"""

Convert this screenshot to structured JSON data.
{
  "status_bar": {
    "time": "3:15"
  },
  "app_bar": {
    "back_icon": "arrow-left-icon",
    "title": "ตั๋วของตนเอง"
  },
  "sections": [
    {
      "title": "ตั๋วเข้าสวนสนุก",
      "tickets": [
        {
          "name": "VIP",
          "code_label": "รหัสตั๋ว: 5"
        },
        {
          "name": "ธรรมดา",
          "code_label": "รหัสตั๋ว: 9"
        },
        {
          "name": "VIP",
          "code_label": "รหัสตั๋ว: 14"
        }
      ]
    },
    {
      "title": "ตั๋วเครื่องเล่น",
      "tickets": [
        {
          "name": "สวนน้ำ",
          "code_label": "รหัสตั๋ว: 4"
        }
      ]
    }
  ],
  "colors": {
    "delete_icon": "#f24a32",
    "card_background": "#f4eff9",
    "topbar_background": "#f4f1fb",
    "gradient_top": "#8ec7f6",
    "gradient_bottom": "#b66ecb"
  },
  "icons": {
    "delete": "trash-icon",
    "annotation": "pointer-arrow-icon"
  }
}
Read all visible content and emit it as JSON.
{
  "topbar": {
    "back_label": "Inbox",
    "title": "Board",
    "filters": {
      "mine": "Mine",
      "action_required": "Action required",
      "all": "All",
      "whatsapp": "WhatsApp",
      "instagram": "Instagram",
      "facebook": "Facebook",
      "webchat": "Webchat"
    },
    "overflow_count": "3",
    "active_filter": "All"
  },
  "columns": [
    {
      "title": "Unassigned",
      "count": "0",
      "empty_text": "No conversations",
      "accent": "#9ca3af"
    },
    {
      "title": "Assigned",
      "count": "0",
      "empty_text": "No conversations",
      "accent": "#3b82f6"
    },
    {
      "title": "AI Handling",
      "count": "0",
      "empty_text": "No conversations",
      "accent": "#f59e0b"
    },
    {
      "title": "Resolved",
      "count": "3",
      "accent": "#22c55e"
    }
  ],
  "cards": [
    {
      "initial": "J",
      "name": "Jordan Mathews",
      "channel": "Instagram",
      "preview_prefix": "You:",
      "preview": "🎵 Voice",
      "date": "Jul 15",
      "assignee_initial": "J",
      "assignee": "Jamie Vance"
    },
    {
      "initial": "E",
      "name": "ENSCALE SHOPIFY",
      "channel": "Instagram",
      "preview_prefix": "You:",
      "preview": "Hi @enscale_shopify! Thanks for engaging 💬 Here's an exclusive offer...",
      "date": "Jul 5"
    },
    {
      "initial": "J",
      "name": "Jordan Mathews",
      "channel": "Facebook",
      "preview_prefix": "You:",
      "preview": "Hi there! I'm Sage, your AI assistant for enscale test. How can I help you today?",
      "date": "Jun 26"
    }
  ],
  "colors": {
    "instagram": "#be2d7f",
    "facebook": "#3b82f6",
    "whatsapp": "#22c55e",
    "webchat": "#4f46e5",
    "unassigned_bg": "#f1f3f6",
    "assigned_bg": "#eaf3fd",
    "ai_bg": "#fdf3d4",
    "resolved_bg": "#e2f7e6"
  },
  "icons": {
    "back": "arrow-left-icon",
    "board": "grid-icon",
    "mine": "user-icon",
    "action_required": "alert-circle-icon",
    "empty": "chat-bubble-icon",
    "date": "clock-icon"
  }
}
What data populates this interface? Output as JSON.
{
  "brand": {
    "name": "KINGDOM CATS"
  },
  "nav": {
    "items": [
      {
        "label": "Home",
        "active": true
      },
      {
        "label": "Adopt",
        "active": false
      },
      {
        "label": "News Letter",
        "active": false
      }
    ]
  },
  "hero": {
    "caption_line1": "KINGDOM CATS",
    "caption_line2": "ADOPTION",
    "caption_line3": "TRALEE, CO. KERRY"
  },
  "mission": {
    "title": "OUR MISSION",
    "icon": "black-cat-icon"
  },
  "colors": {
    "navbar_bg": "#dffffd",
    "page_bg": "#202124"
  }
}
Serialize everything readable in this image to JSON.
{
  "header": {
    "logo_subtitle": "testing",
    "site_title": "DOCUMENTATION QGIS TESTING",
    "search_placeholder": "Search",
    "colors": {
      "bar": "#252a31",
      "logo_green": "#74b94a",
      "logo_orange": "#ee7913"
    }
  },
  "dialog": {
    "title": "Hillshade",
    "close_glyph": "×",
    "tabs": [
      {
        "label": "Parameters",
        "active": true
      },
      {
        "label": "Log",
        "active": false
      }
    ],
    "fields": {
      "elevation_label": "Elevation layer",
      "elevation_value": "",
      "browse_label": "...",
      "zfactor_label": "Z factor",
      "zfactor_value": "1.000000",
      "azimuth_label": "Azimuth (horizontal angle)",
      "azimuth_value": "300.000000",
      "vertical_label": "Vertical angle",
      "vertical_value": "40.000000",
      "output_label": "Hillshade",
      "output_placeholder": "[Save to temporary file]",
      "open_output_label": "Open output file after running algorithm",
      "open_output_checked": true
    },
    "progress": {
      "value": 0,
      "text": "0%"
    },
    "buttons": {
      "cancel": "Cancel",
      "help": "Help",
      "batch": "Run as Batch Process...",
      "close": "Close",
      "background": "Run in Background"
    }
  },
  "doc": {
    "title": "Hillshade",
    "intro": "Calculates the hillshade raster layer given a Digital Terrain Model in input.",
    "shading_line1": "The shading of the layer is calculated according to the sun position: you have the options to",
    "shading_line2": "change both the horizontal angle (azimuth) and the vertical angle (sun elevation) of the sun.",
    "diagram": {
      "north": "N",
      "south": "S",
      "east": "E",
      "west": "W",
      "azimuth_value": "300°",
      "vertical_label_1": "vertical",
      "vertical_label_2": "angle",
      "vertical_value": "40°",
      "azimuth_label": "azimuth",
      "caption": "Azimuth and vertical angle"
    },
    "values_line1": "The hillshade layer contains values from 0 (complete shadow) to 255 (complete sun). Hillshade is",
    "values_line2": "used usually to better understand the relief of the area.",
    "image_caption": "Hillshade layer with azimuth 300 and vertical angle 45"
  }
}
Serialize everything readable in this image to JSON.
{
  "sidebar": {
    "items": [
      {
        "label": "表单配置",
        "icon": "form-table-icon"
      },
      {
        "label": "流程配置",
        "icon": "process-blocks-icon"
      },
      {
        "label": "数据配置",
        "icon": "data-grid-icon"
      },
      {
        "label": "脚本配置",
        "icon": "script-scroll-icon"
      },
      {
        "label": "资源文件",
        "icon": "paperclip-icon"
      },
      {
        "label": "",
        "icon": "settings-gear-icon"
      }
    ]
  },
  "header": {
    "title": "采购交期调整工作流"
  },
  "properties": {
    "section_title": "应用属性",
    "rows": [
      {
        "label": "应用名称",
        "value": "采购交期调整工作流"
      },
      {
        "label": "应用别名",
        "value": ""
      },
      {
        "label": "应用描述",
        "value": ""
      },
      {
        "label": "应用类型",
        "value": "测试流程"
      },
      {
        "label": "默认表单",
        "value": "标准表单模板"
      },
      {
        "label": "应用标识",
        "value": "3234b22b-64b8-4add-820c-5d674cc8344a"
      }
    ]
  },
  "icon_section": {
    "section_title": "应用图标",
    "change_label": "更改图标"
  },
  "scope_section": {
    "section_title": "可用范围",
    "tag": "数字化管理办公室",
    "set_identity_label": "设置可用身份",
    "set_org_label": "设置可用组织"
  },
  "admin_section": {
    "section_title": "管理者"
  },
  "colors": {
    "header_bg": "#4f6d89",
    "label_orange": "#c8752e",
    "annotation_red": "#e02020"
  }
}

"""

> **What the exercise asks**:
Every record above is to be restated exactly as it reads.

> **Solution to this problem**:
Convert this screenshot to structured JSON data.
{
  "status_bar": {
    "time": "3:15"
  },
  "app_bar": {
    "back_icon": "arrow-left-icon",
    "title": "ตั๋วของตนเอง"
  },
  "sections": [
    {
      "title": "ตั๋วเข้าสวนสนุก",
      "tickets": [
        {
          "name": "VIP",
          "code_label": "รหัสตั๋ว: 5"
        },
        {
          "name": "ธรรมดา",
          "code_label": "รหัสตั๋ว: 9"
        },
        {
          "name": "VIP",
          "code_label": "รหัสตั๋ว: 14"
        }
      ]
    },
    {
      "title": "ตั๋วเครื่องเล่น",
      "tickets": [
        {
          "name": "สวนน้ำ",
          "code_label": "รหัสตั๋ว: 4"
        }
      ]
    }
  ],
  "colors": {
    "delete_icon": "#f24a32",
    "card_background": "#f4eff9",
    "topbar_background": "#f4f1fb",
    "gradient_top": "#8ec7f6",
    "gradient_bottom": "#b66ecb"
  },
  "icons": {
    "delete": "trash-icon",
    "annotation": "pointer-arrow-icon"
  }
}
Read all visible content and emit it as JSON.
{
  "topbar": {
    "back_label": "Inbox",
    "title": "Board",
    "filters": {
      "mine": "Mine",
      "action_required": "Action required",
      "all": "All",
      "whatsapp": "WhatsApp",
      "instagram": "Instagram",
      "facebook": "Facebook",
      "webchat": "Webchat"
    },
    "overflow_count": "3",
    "active_filter": "All"
  },
  "columns": [
    {
      "title": "Unassigned",
      "count": "0",
      "empty_text": "No conversations",
      "accent": "#9ca3af"
    },
    {
      "title": "Assigned",
      "count": "0",
      "empty_text": "No conversations",
      "accent": "#3b82f6"
    },
    {
      "title": "AI Handling",
      "count": "0",
      "empty_text": "No conversations",
      "accent": "#f59e0b"
    },
    {
      "title": "Resolved",
      "count": "3",
      "accent": "#22c55e"
    }
  ],
  "cards": [
    {
      "initial": "J",
      "name": "Jordan Mathews",
      "channel": "Instagram",
      "preview_prefix": "You:",
      "preview": "🎵 Voice",
      "date": "Jul 15",
      "assignee_initial": "J",
      "assignee": "Jamie Vance"
    },
    {
      "initial": "E",
      "name": "ENSCALE SHOPIFY",
      "channel": "Instagram",
      "preview_prefix": "You:",
      "preview": "Hi @enscale_shopify! Thanks for engaging 💬 Here's an exclusive offer...",
      "date": "Jul 5"
    },
    {
      "initial": "J",
      "name": "Jordan Mathews",
      "channel": "Facebook",
      "preview_prefix": "You:",
      "preview": "Hi there! I'm Sage, your AI assistant for enscale test. How can I help you today?",
      "date": "Jun 26"
    }
  ],
  "colors": {
    "instagram": "#be2d7f",
    "facebook": "#3b82f6",
    "whatsapp": "#22c55e",
    "webchat": "#4f46e5",
    "unassigned_bg": "#f1f3f6",
    "assigned_bg": "#eaf3fd",
    "ai_bg": "#fdf3d4",
    "resolved_bg": "#e2f7e6"
  },
  "icons": {
    "back": "arrow-left-icon",
    "board": "grid-icon",
    "mine": "user-icon",
    "action_required": "alert-circle-icon",
    "empty": "chat-bubble-icon",
    "date": "clock-icon"
  }
}
What data populates this interface? Output as JSON.
{
  "brand": {
    "name": "KINGDOM CATS"
  },
  "nav": {
    "items": [
      {
        "label": "Home",
        "active": true
      },
      {
        "label": "Adopt",
        "active": false
      },
      {
        "label": "News Letter",
        "active": false
      }
    ]
  },
  "hero": {
    "caption_line1": "KINGDOM CATS",
    "caption_line2": "ADOPTION",
    "caption_line3": "TRALEE, CO. KERRY"
  },
  "mission": {
    "title": "OUR MISSION",
    "icon": "black-cat-icon"
  },
  "colors": {
    "navbar_bg": "#dffffd",
    "page_bg": "#202124"
  }
}
Serialize everything readable in this image to JSON.
{
  "header": {
    "logo_subtitle": "testing",
    "site_title": "DOCUMENTATION QGIS TESTING",
    "search_placeholder": "Search",
    "colors": {
      "bar": "#252a31",
      "logo_green": "#74b94a",
      "logo_orange": "#ee7913"
    }
  },
  "dialog": {
    "title": "Hillshade",
    "close_glyph": "×",
    "tabs": [
      {
        "label": "Parameters",
        "active": true
      },
      {
        "label": "Log",
        "active": false
      }
    ],
    "fields": {
      "elevation_label": "Elevation layer",
      "elevation_value": "",
      "browse_label": "...",
      "zfactor_label": "Z factor",
      "zfactor_value": "1.000000",
      "azimuth_label": "Azimuth (horizontal angle)",
      "azimuth_value": "300.000000",
      "vertical_label": "Vertical angle",
      "vertical_value": "40.000000",
      "output_label": "Hillshade",
      "output_placeholder": "[Save to temporary file]",
      "open_output_label": "Open output file after running algorithm",
      "open_output_checked": true
    },
    "progress": {
      "value": 0,
      "text": "0%"
    },
    "buttons": {
      "cancel": "Cancel",
      "help": "Help",
      "batch": "Run as Batch Process...",
      "close": "Close",
      "background": "Run in Background"
    }
  },
  "doc": {
    "title": "Hillshade",
    "intro": "Calculates the hillshade raster layer given a Digital Terrain Model in input.",
    "shading_line1": "The shading of the layer is calculated according to the sun position: you have the options to",
    "shading_line2": "change both the horizontal angle (azimuth) and the vertical angle (sun elevation) of the sun.",
    "diagram": {
      "north": "N",
      "south": "S",
      "east": "E",
      "west": "W",
      "azimuth_value": "300°",
      "vertical_label_1": "vertical",
      "vertical_label_2": "angle",
      "vertical_value": "40°",
      "azimuth_label": "azimuth",
      "caption": "Azimuth and vertical angle"
    },
    "values_line1": "The hillshade layer contains values from 0 (complete shadow) to 255 (complete sun). Hillshade is",
    "values_line2": "used usually to better understand the relief of the area.",
    "image_caption": "Hillshade layer with azimuth 300 and vertical angle 45"
  }
}
Serialize everything readable in this image to JSON.
{
  "sidebar": {
    "items": [
      {
        "label": "表单配置",
        "icon": "form-table-icon"
      },
      {
        "label": "流程配置",
        "icon": "process-blocks-icon"
      },
      {
        "label": "数据配置",
        "icon": "data-grid-icon"
      },
      {
        "label": "脚本配置",
        "icon": "script-scroll-icon"
      },
      {
        "label": "资源文件",
        "icon": "paperclip-icon"
      },
      {
        "label": "",
        "icon": "settings-gear-icon"
      }
    ]
  },
  "header": {
    "title": "采购交期调整工作流"
  },
  "properties": {
    "section_title": "应用属性",
    "rows": [
      {
        "label": "应用名称",
        "value": "采购交期调整工作流"
      },
      {
        "label": "应用别名",
        "value": ""
      },
      {
        "label": "应用描述",
        "value": ""
      },
      {
        "label": "应用类型",
        "value": "测试流程"
      },
      {
        "label": "默认表单",
        "value": "标准表单模板"
      },
      {
        "label": "应用标识",
        "value": "3234b22b-64b8-4add-820c-5d674cc8344a"
      }
    ]
  },
  "icon_section": {
    "section_title": "应用图标",
    "change_label": "更改图标"
  },
  "scope_section": {
    "section_title": "可用范围",
    "tag": "数字化管理办公室",
    "set_identity_label": "设置可用身份",
    "set_org_label": "设置可用组织"
  },
  "admin_section": {
    "section_title": "管理者"
  },
  "colors": {
    "header_bg": "#4f6d89",
    "label_orange": "#c8752e",
    "annotation_red": "#e02020"
  }
}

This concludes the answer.